- _TASK ITEM_
Look down the entries below and report how many lines hold the string "Policy"; write nothing else.
======== DATA SUPPLIED
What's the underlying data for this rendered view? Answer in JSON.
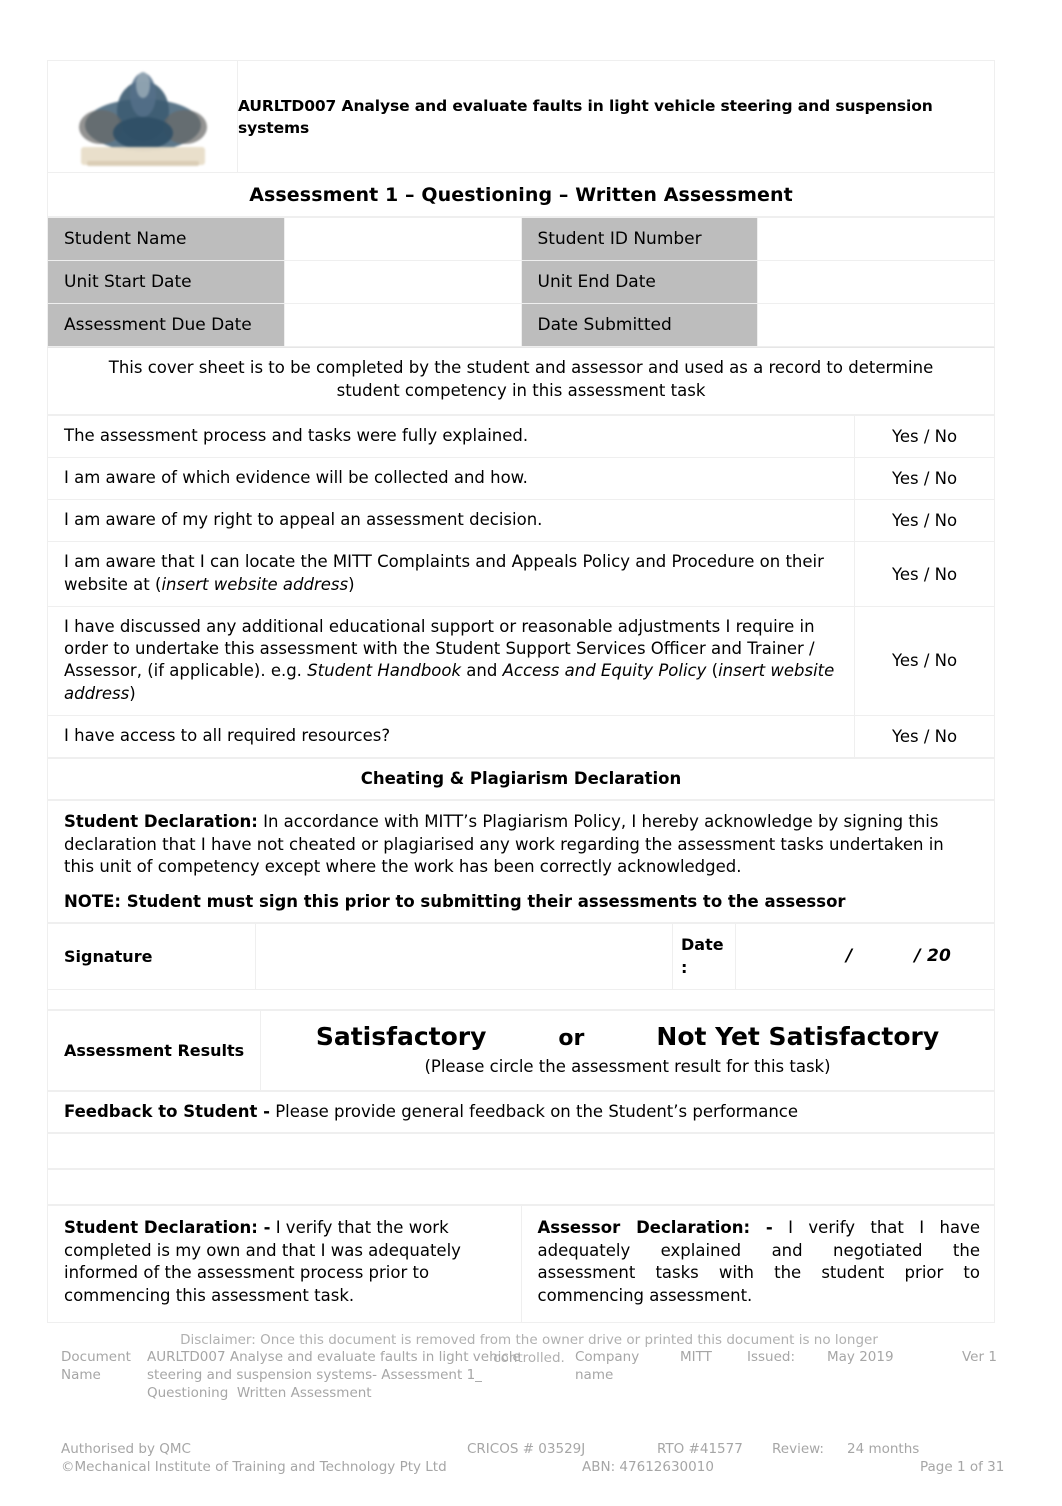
{
  "header": {
    "logo_alt": "mitt-logo",
    "unit_title": "AURLTD007 Analyse and evaluate faults in light vehicle steering and suspension systems",
    "assessment_title": "Assessment 1 – Questioning – Written Assessment"
  },
  "fields": [
    {
      "label_left": "Student Name",
      "value_left": "",
      "label_right": "Student ID Number",
      "value_right": ""
    },
    {
      "label_left": "Unit Start Date",
      "value_left": "",
      "label_right": "Unit End Date",
      "value_right": ""
    },
    {
      "label_left": "Assessment Due Date",
      "value_left": "",
      "label_right": "Date Submitted",
      "value_right": ""
    }
  ],
  "cover_note": "This cover sheet is to be completed by the student and assessor and used as a record to determine student competency in this assessment task",
  "questions": {
    "answer_label": "Yes / No",
    "items": [
      {
        "id": "q1",
        "text": "The assessment process and tasks were fully explained.",
        "answer": "Yes / No"
      },
      {
        "id": "q2",
        "text": "I am aware of which evidence will be collected and how.",
        "answer": "Yes / No"
      },
      {
        "id": "q3",
        "text": "I am aware of my right to appeal an assessment decision.",
        "answer": "Yes / No"
      },
      {
        "id": "q4",
        "text_pre": "I am aware that I can locate the MITT Complaints and Appeals Policy and Procedure on their website at (",
        "text_italic": "insert website address",
        "text_post": ")",
        "answer": "Yes / No"
      },
      {
        "id": "q5",
        "text_a": "I have discussed any additional educational support or reasonable adjustments I require in order to undertake this assessment with the Student Support Services Officer and Trainer / Assessor, (if applicable). e.g. ",
        "italic_a": "Student Handbook",
        "text_b": " and ",
        "italic_b": "Access and Equity Policy",
        "text_c": " (",
        "italic_c": "insert website address",
        "text_d": ")",
        "answer": "Yes / No"
      },
      {
        "id": "q6",
        "text": "I have access to all required resources?",
        "answer": "Yes / No"
      }
    ]
  },
  "plagiarism": {
    "heading": "Cheating & Plagiarism Declaration",
    "student_decl_bold": "Student Declaration:",
    "student_decl_text": " In accordance with MITT’s Plagiarism Policy, I hereby acknowledge by signing this declaration that I have not cheated or plagiarised any work regarding the assessment tasks undertaken in this unit of competency except where the work has been correctly acknowledged.",
    "note": "NOTE: Student must sign this prior to submitting their assessments to the assessor"
  },
  "signature": {
    "label": "Signature",
    "value": "",
    "date_label": "Date :",
    "date_slots": "/",
    "date_year": "/ 20"
  },
  "results": {
    "label": "Assessment Results",
    "option_satisfactory": "Satisfactory",
    "conjunction": "or",
    "option_not_yet": "Not Yet Satisfactory",
    "instruction": "(Please circle the assessment result for this task)"
  },
  "feedback": {
    "bold": "Feedback to Student -",
    "text": " Please provide general feedback on the Student’s performance",
    "blank_rows": 2
  },
  "declarations": {
    "student_bold": "Student Declaration: -",
    "student_text": " I verify that the work completed is my own and that I was adequately informed of the assessment process prior to commencing this assessment task.",
    "assessor_bold": "Assessor Declaration: -",
    "assessor_text": " I verify that I have adequately explained and negotiated the assessment tasks with the student prior to commencing assessment."
  },
  "footer": {
    "disclaimer": "Disclaimer: Once this document is removed from the owner drive or printed this document is no longer controlled.",
    "doc_name_label": "Document Name",
    "doc_name_value": "AURLTD007 Analyse and evaluate faults in light vehicle steering and suspension systems- Assessment 1_ Questioning  Written Assessment",
    "company_label": "Company name",
    "company_value": "MITT",
    "issued_label": "Issued:",
    "issued_value": "May 2019",
    "version": "Ver 1",
    "authorised": "Authorised by QMC",
    "cricos": "CRICOS # 03529J",
    "rto": "RTO #41577",
    "review_label": "Review:",
    "review_value": "24 months",
    "copyright": "©Mechanical Institute of Training and Technology Pty Ltd",
    "abn": "ABN: 47612630010",
    "page": "Page 1 of 31"
  },
  "colors": {
    "label_grey": "#bdbdbd",
    "border": "#efefef",
    "footer_text": "#a6a6a6",
    "logo_blue": "#4a6b80"
  }
}
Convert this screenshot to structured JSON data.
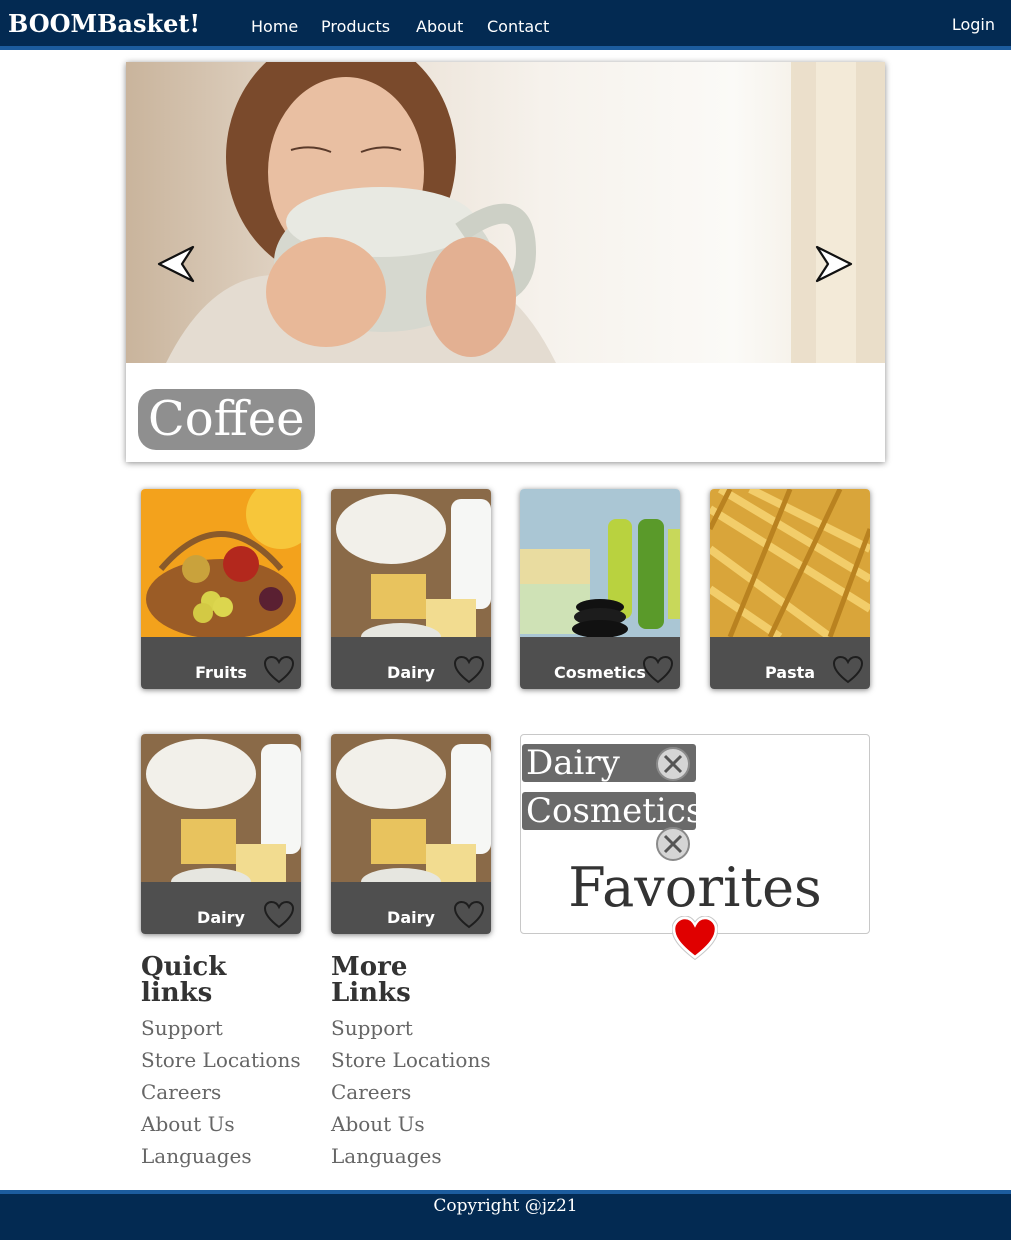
{
  "header": {
    "brand": "BOOMBasket!",
    "nav": [
      "Home",
      "Products",
      "About",
      "Contact"
    ],
    "login": "Login"
  },
  "hero": {
    "caption": "Coffee",
    "prev_icon": "chevron-left-icon",
    "next_icon": "chevron-right-icon"
  },
  "categories": [
    {
      "label": "Fruits"
    },
    {
      "label": "Dairy"
    },
    {
      "label": "Cosmetics"
    },
    {
      "label": "Pasta"
    }
  ],
  "more_cards": [
    {
      "label": "Dairy"
    },
    {
      "label": "Dairy"
    }
  ],
  "favorites": {
    "title": "Favorites",
    "items": [
      "Dairy",
      "Cosmetics"
    ],
    "remove_icon": "close-icon",
    "heart_icon": "heart-icon",
    "heart_color": "#e00000"
  },
  "quick_links": {
    "title": "Quick links",
    "items": [
      "Support",
      "Store Locations",
      "Careers",
      "About Us",
      "Languages"
    ]
  },
  "more_links": {
    "title": "More Links",
    "items": [
      "Support",
      "Store Locations",
      "Careers",
      "About Us",
      "Languages"
    ]
  },
  "footer": {
    "copyright": "Copyright @jz21"
  },
  "colors": {
    "navbar": "#032a52",
    "accent": "#1c5c9e",
    "caption_pill": "#8f8f8f",
    "chip": "#6a6a6a"
  }
}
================
- _RESPONSE BOX_
3